2 - 2012 started out well for the stock market, with the S&P 500 gaining more in four days than it did for the entire year of 2011. The rub, of course, is that we have another 51 weeks before the tale is finally told on 2012, and there are still a passel of issues to be sorted out in this rapidly changing world. We need to keep a steady hand on the tiller as we steer through these uncharted waters.

3 - In a recent article in Bloomberg Businessweek, MIT economist and Nobel Prize winner Peter Diamond contends that federal policymakers should tackle unemployment before fixing the deficit. As Diamond puts it in the article, "We have an unemployment crisis and a debt problem, and Washington is behaving as if we have a debt crisis and an unemployment problem." Diamond's suggestion for increasing economic activity and reducing unemployment? Government spending on infrastructure and research and development. He reasons that unemployed young people are unable to get the experience they need for long-term meaningful employment, which reduces their income for many years to come, thus hurting the entire economy over the long haul. Putting them to work now would remedy that situation, he claims.

Have an outstanding week!

You may know that I enjoy distance running. I'm not fast by any means, but I can go a pretty long way. This past weekend, Sharon and I traveled to Walt Disney World in Orlando with my sister Nancy and her husband Bobby. Nancy and I ran together in Saturday's Disney Half Marathon (13.1 miles), her first distance race. Then on Sunday, I ran in the full marathon (26.2) miles, which was pretty tiring.

Believe it or not, they actually have a name for this two-day self-punishment. It's called the Goofy Challenge, named after the famous Disney cartoon character. You may be surprised to learn that 27,000 runners participated in the half marathon, over 20,000 ran in the full, and a whopping 7,000 did both, thus attempting the Goofy Challenge. So at least I was the only nutcase in the crowd. 

In order to get to the starting line for each morning's 5:30 start, we had to get up at 3:00am. The first several miles of both races were run in the dark, but the sun rose on two brilliant Central Florida days. It was a blast!

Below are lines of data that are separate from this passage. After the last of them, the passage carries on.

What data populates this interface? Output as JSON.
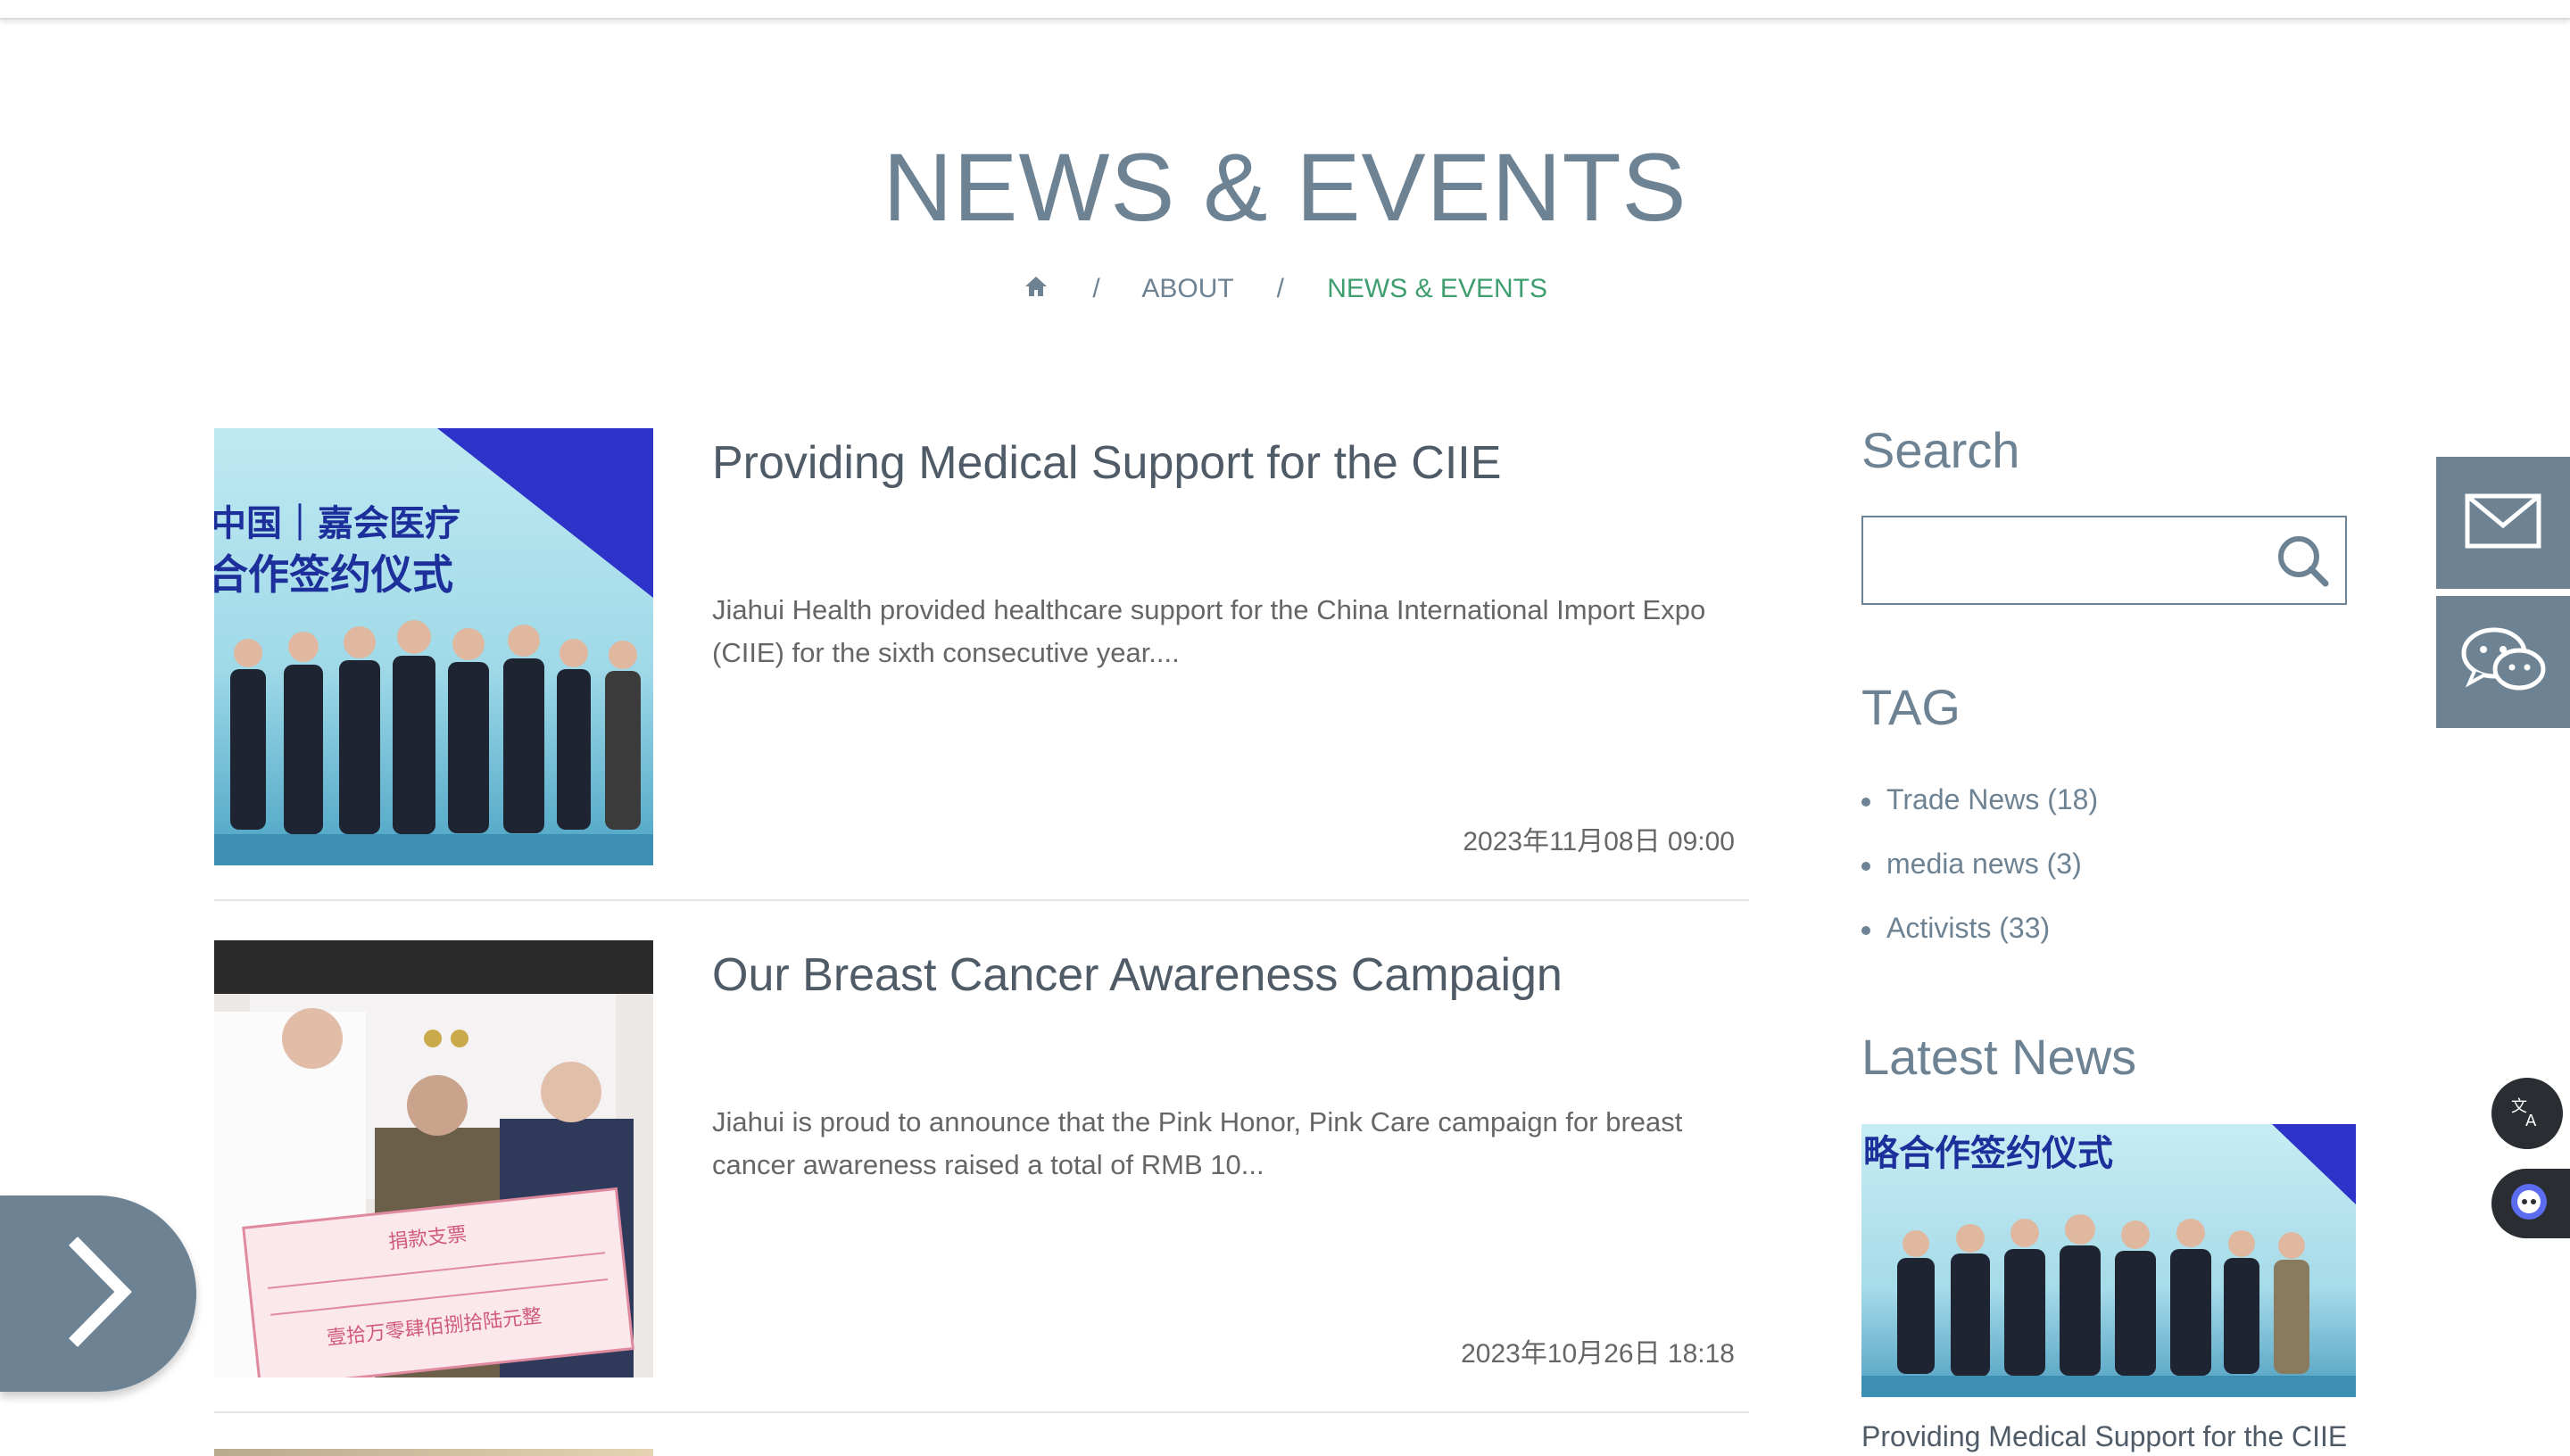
{
  "page": {
    "title": "NEWS & EVENTS"
  },
  "breadcrumb": {
    "home_icon": "home-icon",
    "separator": "/",
    "items": [
      "ABOUT",
      "NEWS & EVENTS"
    ]
  },
  "articles": [
    {
      "title": "Providing Medical Support for the CIIE",
      "summary": "Jiahui Health provided healthcare support for the China International Import Expo (CIIE) for the sixth consecutive year....",
      "date": "2023年11月08日 09:00",
      "image_text": [
        "中国｜嘉会医疗",
        "合作签约仪式"
      ]
    },
    {
      "title": "Our Breast Cancer Awareness Campaign",
      "summary": "Jiahui is proud to announce that the Pink Honor, Pink Care campaign for breast cancer awareness raised a total of RMB 10...",
      "date": "2023年10月26日 18:18",
      "image_text": [
        "捐款支票",
        "壹拾万零肆佰捌拾陆元整"
      ]
    }
  ],
  "sidebar": {
    "search_heading": "Search",
    "search_placeholder": "",
    "search_icon": "search-icon",
    "tag_heading": "TAG",
    "tags": [
      "Trade News (18)",
      "media news (3)",
      "Activists (33)"
    ],
    "latest_heading": "Latest News",
    "latest": {
      "caption": "Providing Medical Support for the CIIE",
      "image_text": "略合作签约仪式"
    }
  },
  "floating": {
    "mail_icon": "mail-icon",
    "wechat_icon": "wechat-icon",
    "translate_icon": "translate-icon",
    "assistant_icon": "assistant-icon",
    "next_icon": "chevron-right-icon"
  },
  "colors": {
    "accent": "#6d8293",
    "active": "#3f9e6f"
  }
}
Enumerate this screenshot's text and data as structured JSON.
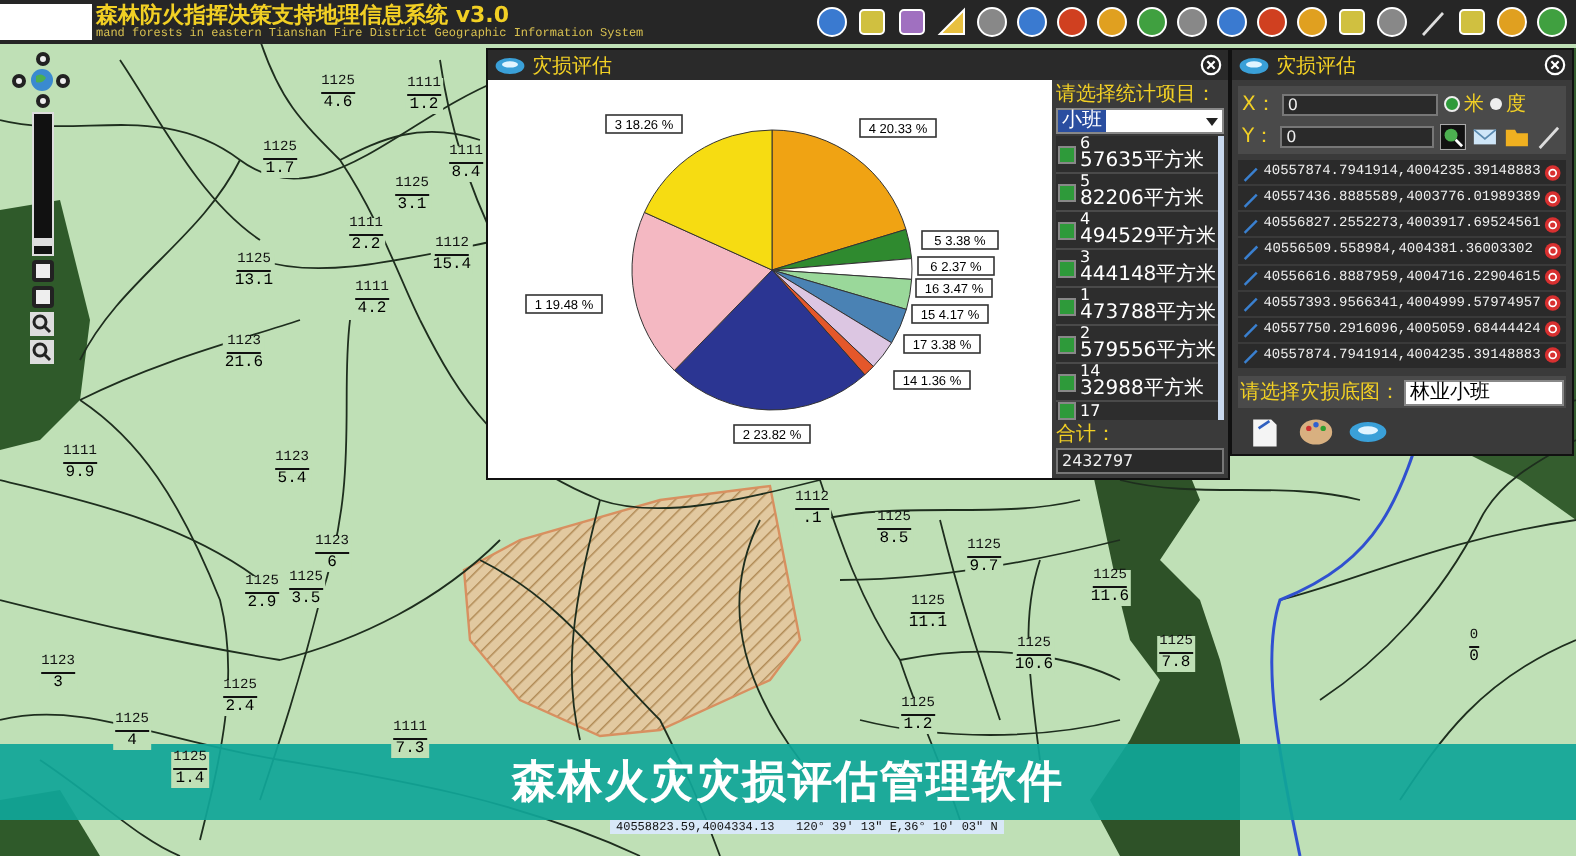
{
  "top_bar": {
    "title": "森林防火指挥决策支持地理信息系统 v3.0",
    "subtitle": "mand forests in eastern Tianshan Fire District Geographic Information System"
  },
  "navigator": {
    "zoom_slider": {
      "level": 0.06
    }
  },
  "map": {
    "parcels": [
      {
        "code": "1125",
        "number": "4.6"
      },
      {
        "code": "1111",
        "number": "1.2"
      },
      {
        "code": "1125",
        "number": "1.7"
      },
      {
        "code": "1111",
        "number": "8.4"
      },
      {
        "code": "1125",
        "number": "3.1"
      },
      {
        "code": "1111",
        "number": "2.2"
      },
      {
        "code": "1112",
        "number": "15.4"
      },
      {
        "code": "1125",
        "number": "13.1"
      },
      {
        "code": "1111",
        "number": "4.2"
      },
      {
        "code": "1123",
        "number": "21.6"
      },
      {
        "code": "1111",
        "number": "9.9"
      },
      {
        "code": "1123",
        "number": "5.4"
      },
      {
        "code": "1123",
        "number": "6"
      },
      {
        "code": "1125",
        "number": "2.9"
      },
      {
        "code": "1125",
        "number": "3.5"
      },
      {
        "code": "1123",
        "number": "3"
      },
      {
        "code": "1125",
        "number": "2.4"
      },
      {
        "code": "1125",
        "number": "4"
      },
      {
        "code": "1111",
        "number": "7.3"
      },
      {
        "code": "1125",
        "number": "1.4"
      },
      {
        "code": "1112",
        "number": ".1"
      },
      {
        "code": "1125",
        "number": "8.5"
      },
      {
        "code": "1125",
        "number": "9.7"
      },
      {
        "code": "1125",
        "number": "11.6"
      },
      {
        "code": "1125",
        "number": "11.1"
      },
      {
        "code": "1125",
        "number": "10.6"
      },
      {
        "code": "1125",
        "number": "7.8"
      },
      {
        "code": "1125",
        "number": "1.2"
      },
      {
        "code": "0",
        "number": "0"
      }
    ]
  },
  "chart_window": {
    "title": "灾损评估",
    "stat_label": "请选择统计项目：",
    "stat_select": "小班",
    "items": [
      {
        "name": "6",
        "area": "57635平方米",
        "checked": true
      },
      {
        "name": "5",
        "area": "82206平方米",
        "checked": true
      },
      {
        "name": "4",
        "area": "494529平方米",
        "checked": true
      },
      {
        "name": "3",
        "area": "444148平方米",
        "checked": true
      },
      {
        "name": "1",
        "area": "473788平方米",
        "checked": true
      },
      {
        "name": "2",
        "area": "579556平方米",
        "checked": true
      },
      {
        "name": "14",
        "area": "32988平方米",
        "checked": true
      },
      {
        "name": "17",
        "checked": true
      }
    ],
    "total_label": "合计：",
    "total": "2432797",
    "chart_data": {
      "type": "pie",
      "data_labels": true,
      "categories": [
        "4",
        "5",
        "6",
        "16",
        "15",
        "17",
        "14",
        "2",
        "1",
        "3"
      ],
      "values": [
        20.33,
        3.38,
        2.37,
        3.47,
        4.17,
        3.38,
        1.36,
        23.82,
        19.48,
        18.26
      ],
      "colors": [
        "#f0a313",
        "#2f8a2f",
        "#ffffff",
        "#9ad89a",
        "#4a82b4",
        "#dcc6e2",
        "#e4572a",
        "#2b3592",
        "#f4b8c2",
        "#f6dc12"
      ],
      "value_labels": [
        "20.33 %",
        "3.38 %",
        "2.37 %",
        "3.47 %",
        "4.17 %",
        "3.38 %",
        "1.36 %",
        "23.82 %",
        "19.48 %",
        "18.26 %"
      ]
    }
  },
  "assessment_window": {
    "title": "灾损评估",
    "x_label": "X：",
    "x_value": "0",
    "y_label": "Y：",
    "y_value": "0",
    "units": [
      {
        "label": "米",
        "selected": true
      },
      {
        "label": "度",
        "selected": false
      }
    ],
    "points": [
      "40557874.7941914,4004235.39148883",
      "40557436.8885589,4003776.01989389",
      "40556827.2552273,4003917.69524561",
      "40556509.558984,4004381.36003302",
      "40556616.8887959,4004716.22904615",
      "40557393.9566341,4004999.57974957",
      "40557750.2916096,4005059.68444424",
      "40557874.7941914,4004235.39148883"
    ],
    "basemap_label": "请选择灾损底图：",
    "basemap_select": "林业小班"
  },
  "banner": "森林火灾灾损评估管理软件",
  "status": "40558823.59,4004334.13   120° 39' 13\" E,36° 10' 03\" N"
}
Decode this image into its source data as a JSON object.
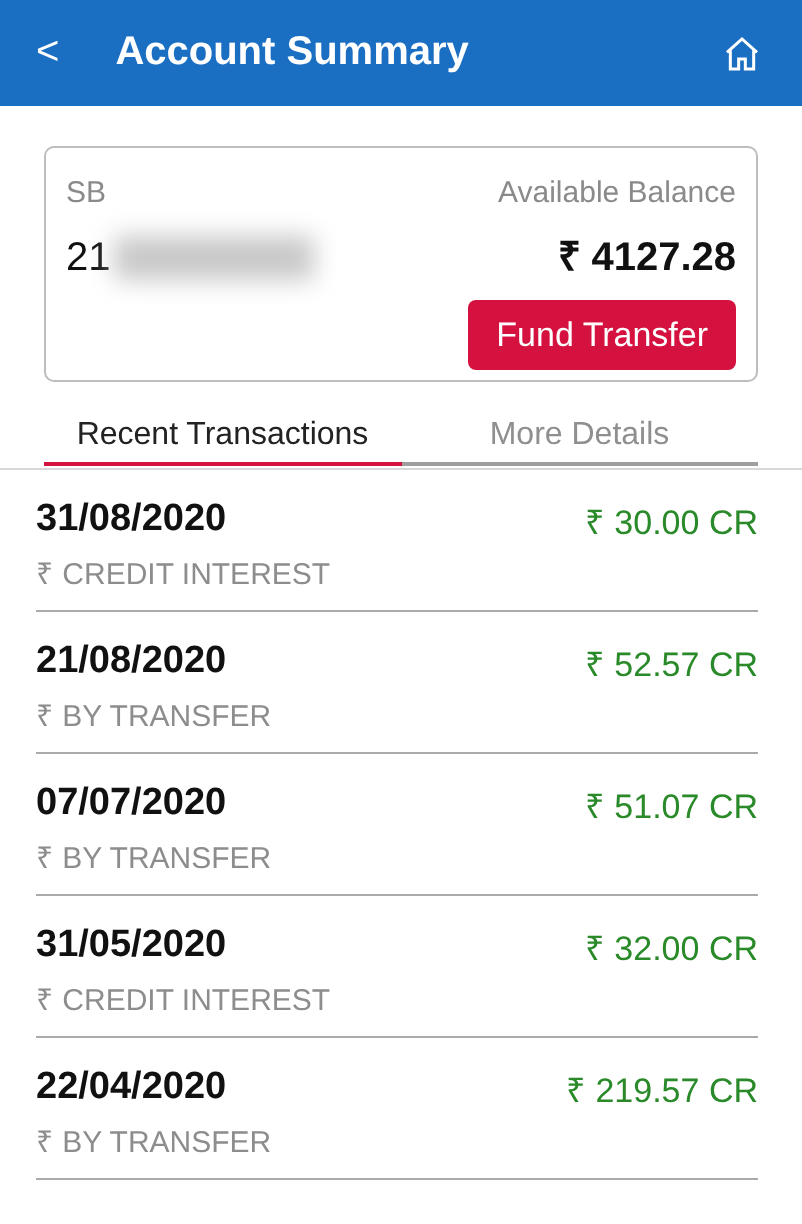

Above are some photos from the marathon taken on my cell phone. TOP: A typical scene of a river of runners wending their way through the expansive Disney property. MIDDLE: I paused for a snapshot with one of the many Disney characters who placed themselves along the course for photo ops with the runners. (This was one of the plastic toy soldiers from the Toy Story movies.) BOTTOM: This is what one looks like immediately following a marathon, with iced knees and two finisher's medals (one for the marathon and one for successfully completing the Goofy "Race and a Half" Challenge).

I dedicated yesterday's marathon to my friend (and Blue Ridge BBQ Festival Chairman) Chuck Britton, who is recovering from some recent health issues. Chuck is now on the mend and should be back to bossing us all around very soon.

Monday, January 2, 2012

Welcome to 2012!

1 - A wildly erratic stock market ended 2011 almost exactly where it began. Although the narrow Dow Jones Industrial Average gained a modest 5.5%, the broader S&P 500 ended the year four one-hundredths of a point below where it began the year. If you add in dividends, the S&P finished with a gain of just over 2%. One is reminded of the great Shakespearean phrase: "Full of sound and fury... signifying nothing."

2 - If anything, this year holds the possibility of even more upheaval than last. The presidential election alone should provide ample dramatic interest. Add uncertainty in the eurozone, continuing challenges in the U.S. economy (although there seem to be promising signs in the offing), gridlock in Washington, and the inevitable surprises, and you have the makings of another fascinating year.

3 - Please make plans to attend our January 17 panel discussion, New Realities: The Global Economy. Participating on the panel will be economist Dr. Jody Lipford, Presbyterian College professor of Economics and Business Administration, as well as Scott Hamilton, CEO of Advantage West, Western North Carolina's regional economic development commission. It promises to be a fascinating and enlightening event.

Have a fabulous week!


What in the world happened last year? Take about three minutes to review the major global events of the year just past.